California San Joaquin Valley:
Steve Baker with Baker & Murakami Produce in Ontario, OR, told us on May 22 San Joaquin onions are about 10 days out. “The San Joaquin will have a June 1 start-up. This is about a week later than normal. They have had cooler temperatures and some precipitation that has pushed back the normal start-up date,” Steve said.
Michael Locati with Pacific Agra Farms told us on May 22 that Mother Nature needs to be on meds. All’s good with the crop, he said, adding, “We’ve gotten two inches of rain since Friday. We’re still irrigating the drier areas a little bit, but the rain has given us a bit of a breather. The onions are loving that it’s not 90 degrees, which is always good.” Michael has said in the past he was anticipating to be rolling mid-June, but he noted on Wednesday, “We’ll know more about the start in the next week or two. Right now we’re still looking at mid-June. The earlies are sizing up, and our later varieties are right on track.” Below are some beautiful photos of the crop, courtesy of Michael Locati
Jason Pearson with Eagle Eye Produce in Nyssa, OR, told us that the crop looks good. “We have been pretty wet recently, but the plants are responding well, and everything looks good so far,” Jason said.
Herb Haun with Haun Packing in Weiser, ID, said on May 22 that “things are going quite well” in the Treasure Valley. He said, “We have just had a pretty wet week, but we had ideal conditions the first half of May.” The wet week later in the month totaled two inches of rain, but Herb said the precip came without any ill effects. “From Ontario to Boise it was close to record rainfall, but there were no heavy downpours or damaging conditions, and the onions came through fine.” He said Haun Packing’s earliest onions are expected to start the first week of August, and the operation will get into storage mid to later September, although dates could change as the season progresses.
Western Colorado/Corinne, UT:
Don Ed Holmes with The Onion House in Weslaco, TX, said his growers’ crops in Western Colorado and Corinne, UT, are coming along. “The growers are hoping for warmer weather, but both crops are on track now.

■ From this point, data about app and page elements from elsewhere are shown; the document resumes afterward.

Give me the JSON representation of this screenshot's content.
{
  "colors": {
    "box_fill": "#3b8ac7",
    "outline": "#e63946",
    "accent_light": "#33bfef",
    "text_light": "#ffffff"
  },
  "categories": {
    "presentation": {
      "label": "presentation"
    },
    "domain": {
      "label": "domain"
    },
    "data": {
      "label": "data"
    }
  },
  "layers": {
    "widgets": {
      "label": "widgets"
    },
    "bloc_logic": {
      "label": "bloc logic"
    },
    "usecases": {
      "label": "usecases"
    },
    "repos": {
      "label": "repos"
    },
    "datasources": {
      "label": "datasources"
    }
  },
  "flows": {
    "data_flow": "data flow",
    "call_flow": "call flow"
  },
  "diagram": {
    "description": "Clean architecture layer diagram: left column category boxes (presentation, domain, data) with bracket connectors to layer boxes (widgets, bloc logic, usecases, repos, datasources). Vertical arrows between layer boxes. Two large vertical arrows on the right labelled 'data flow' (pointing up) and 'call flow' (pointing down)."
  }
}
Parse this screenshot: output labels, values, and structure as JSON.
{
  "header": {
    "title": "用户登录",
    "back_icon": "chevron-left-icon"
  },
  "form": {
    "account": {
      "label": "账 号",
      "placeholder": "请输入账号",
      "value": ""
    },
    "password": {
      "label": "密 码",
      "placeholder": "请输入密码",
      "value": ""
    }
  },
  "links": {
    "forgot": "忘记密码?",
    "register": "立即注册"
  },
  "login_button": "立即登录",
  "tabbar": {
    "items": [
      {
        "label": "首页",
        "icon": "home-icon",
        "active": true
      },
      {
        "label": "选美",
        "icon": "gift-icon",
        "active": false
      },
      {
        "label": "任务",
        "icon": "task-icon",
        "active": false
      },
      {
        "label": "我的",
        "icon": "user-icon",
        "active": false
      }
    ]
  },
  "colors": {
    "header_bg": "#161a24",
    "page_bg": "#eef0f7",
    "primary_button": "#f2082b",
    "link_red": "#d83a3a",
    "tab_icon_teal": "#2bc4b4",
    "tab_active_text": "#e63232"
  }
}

It all looks good, but the onions need the summer heat units.”